The excitement begins that evening with a trip to a jatilan at nearby Wanu village. Traditional community celebrations with strong animistic roots, jatilans involve ritualised performances of increasing ferocity and noisiness that culminate in the ‘trance dance’. During it, the most experienced dancers end up eating glass, rolling their eyes back in their heads and generally carrying on like Morris-dancing Pentecostalists (they wear bell-strewn leggings). The only Westerners there, we are gently bullied into joining the band on bongos. To add to the effect, every 10 minutes or so the electricity dies and everyone jeers.
The second great Amanjiwo experience is, of course, a trip the next morning to Borobodur itself. A squat, square, Buddha-strewn temple only reclaimed from the jungle in the 19th century, Borobodur is not to the vast, imposing scale of Cambodia’s Angkor Wat or Myanmar’s Bagan. Its potency, by contrast, lies in the exquisite carvings that line its wedding-cake-tiered galleries, one huge instructional religious manual pasted out page by page on grey volcanic rock walls. Not that the present-day atmosphere is quite so elevating. The temple is one of Indonesia’s most popular domestic attractions and crawls with digital camera-toting packs of exuberant extended families, all of whom seem as excited at being photographed with tall, sweaty white people as with the serene Buddhas they’ve come to venerate.
The surprise highlight of our trip is a spontaneous decision, after another poolside lunch of satay and salad, to hire a motorbike and explore the back roads of this exotic, little-visited region. If there is a moment of consternation from the concierge – ‘why not hire the air-conditioned jeep and driver?’ – it passes smoothly and we are soon speeding off down country lanes on a bright shiny motorbike hastily borrowed from the chief gardener. We drive for hours, stopping for lunch at the nearby Muntilan market, with its low-roofed mercantile menagerie of chicken’s feet, bras, dried fish, sandals, crackers and pans, and then follow the signs to the Merapi Volcano observation point, getting increasingly cold and sore-bottomed as we travel the pot-holed track. Our ears even pop as we read the badly translated information panels – ‘hot clouds with face of monster attack village and kills 50 people’ – and help young Indonesian couples on dates take pictures against the smouldering cone.
Later that evening, prone on our terrace day-bed, the remnants of another Indonesian feast surrounding us, a little bit sun struck, tired from our trance dances, temple climbs and adventures on two wheels, we decide that first impressions can be deceiving.

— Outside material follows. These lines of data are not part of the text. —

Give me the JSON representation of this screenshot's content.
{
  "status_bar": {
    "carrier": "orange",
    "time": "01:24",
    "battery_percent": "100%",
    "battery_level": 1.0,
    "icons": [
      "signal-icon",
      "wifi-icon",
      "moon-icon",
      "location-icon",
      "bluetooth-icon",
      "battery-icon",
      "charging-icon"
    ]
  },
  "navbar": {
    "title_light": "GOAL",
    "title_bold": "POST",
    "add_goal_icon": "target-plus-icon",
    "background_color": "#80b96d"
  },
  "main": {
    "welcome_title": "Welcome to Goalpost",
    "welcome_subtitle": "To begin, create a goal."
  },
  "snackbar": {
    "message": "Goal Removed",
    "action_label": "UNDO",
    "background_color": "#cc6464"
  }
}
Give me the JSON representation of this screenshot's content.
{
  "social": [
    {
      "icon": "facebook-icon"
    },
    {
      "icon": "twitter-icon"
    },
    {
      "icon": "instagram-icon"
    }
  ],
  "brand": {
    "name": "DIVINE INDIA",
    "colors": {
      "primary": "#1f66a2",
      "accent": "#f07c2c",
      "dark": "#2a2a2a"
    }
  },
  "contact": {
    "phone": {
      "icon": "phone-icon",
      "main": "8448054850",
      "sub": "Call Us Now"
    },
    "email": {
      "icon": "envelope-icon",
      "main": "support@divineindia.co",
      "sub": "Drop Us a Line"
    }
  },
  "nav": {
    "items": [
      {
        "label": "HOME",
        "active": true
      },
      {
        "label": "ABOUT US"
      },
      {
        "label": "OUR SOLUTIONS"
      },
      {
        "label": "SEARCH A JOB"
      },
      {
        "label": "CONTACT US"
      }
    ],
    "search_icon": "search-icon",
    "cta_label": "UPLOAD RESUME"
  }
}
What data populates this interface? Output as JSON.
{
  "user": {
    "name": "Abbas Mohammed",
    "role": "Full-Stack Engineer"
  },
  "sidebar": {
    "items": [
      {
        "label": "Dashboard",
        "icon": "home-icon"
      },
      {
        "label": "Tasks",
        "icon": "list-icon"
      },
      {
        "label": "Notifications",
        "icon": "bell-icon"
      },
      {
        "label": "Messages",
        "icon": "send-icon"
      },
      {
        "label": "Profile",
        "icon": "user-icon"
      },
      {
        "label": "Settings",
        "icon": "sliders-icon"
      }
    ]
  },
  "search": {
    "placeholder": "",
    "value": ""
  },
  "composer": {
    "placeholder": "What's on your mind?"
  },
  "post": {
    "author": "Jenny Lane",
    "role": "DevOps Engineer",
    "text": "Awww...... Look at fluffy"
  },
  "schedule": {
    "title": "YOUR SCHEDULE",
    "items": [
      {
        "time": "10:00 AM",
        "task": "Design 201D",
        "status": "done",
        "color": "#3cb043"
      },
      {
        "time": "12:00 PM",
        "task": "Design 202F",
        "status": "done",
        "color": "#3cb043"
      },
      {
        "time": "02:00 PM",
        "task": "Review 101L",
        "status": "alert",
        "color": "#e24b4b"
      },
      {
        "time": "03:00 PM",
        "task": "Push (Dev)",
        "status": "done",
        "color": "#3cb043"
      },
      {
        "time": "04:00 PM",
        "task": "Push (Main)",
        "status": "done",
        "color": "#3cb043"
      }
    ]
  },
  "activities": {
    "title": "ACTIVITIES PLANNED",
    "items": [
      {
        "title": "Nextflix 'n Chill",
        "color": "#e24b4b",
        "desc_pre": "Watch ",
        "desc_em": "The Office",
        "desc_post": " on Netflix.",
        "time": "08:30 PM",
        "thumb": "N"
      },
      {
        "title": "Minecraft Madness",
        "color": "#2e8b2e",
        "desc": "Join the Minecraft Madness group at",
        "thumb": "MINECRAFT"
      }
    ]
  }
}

Despite its show-stopping welcome, Amanjiwo has even more exotic treats in store. We’ll be back soon to have our breath taken away all over again.